## What to work on:
Among the entries, find the lines with the string "Color" and report them.

Stored entries
_ _ _ _ _ _ _
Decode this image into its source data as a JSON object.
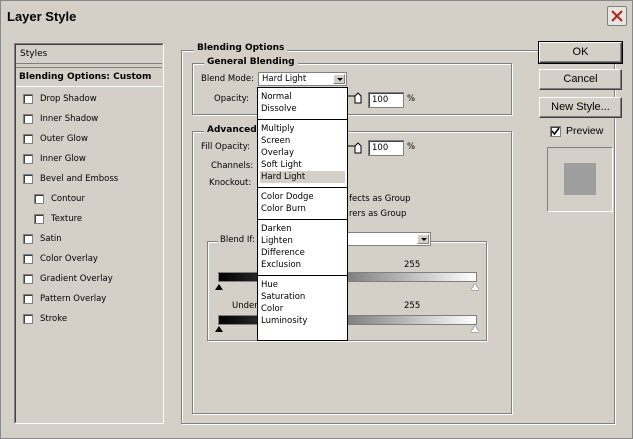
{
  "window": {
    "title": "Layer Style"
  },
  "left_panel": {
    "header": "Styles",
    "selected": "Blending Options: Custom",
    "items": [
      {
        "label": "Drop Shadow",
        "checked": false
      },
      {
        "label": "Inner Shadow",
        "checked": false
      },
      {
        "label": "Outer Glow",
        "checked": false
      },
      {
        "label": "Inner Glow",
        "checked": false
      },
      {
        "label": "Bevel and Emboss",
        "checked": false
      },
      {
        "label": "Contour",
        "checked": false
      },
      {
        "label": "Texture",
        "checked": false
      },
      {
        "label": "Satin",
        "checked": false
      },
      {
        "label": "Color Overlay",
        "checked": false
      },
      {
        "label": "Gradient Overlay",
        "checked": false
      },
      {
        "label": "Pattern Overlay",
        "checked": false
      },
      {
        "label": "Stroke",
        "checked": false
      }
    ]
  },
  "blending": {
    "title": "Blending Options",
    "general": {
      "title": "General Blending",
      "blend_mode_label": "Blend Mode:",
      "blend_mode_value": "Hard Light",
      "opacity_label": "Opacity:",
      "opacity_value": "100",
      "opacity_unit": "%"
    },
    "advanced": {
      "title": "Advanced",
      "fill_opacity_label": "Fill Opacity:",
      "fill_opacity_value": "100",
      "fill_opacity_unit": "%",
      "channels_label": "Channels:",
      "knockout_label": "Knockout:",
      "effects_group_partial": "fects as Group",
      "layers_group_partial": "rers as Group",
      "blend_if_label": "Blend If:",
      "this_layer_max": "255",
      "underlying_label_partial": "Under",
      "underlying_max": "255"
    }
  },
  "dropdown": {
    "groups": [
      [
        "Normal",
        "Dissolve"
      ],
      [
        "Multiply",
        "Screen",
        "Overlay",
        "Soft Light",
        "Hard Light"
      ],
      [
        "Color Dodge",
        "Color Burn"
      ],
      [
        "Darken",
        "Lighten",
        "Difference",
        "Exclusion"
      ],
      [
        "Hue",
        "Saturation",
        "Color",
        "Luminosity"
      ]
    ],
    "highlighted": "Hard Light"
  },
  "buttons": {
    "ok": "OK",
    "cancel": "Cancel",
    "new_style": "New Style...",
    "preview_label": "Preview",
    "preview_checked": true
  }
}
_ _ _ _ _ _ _
## Exercise solution:
        "label": "Color Overlay",
        "Color Dodge",
        "Color Burn"
        "Color",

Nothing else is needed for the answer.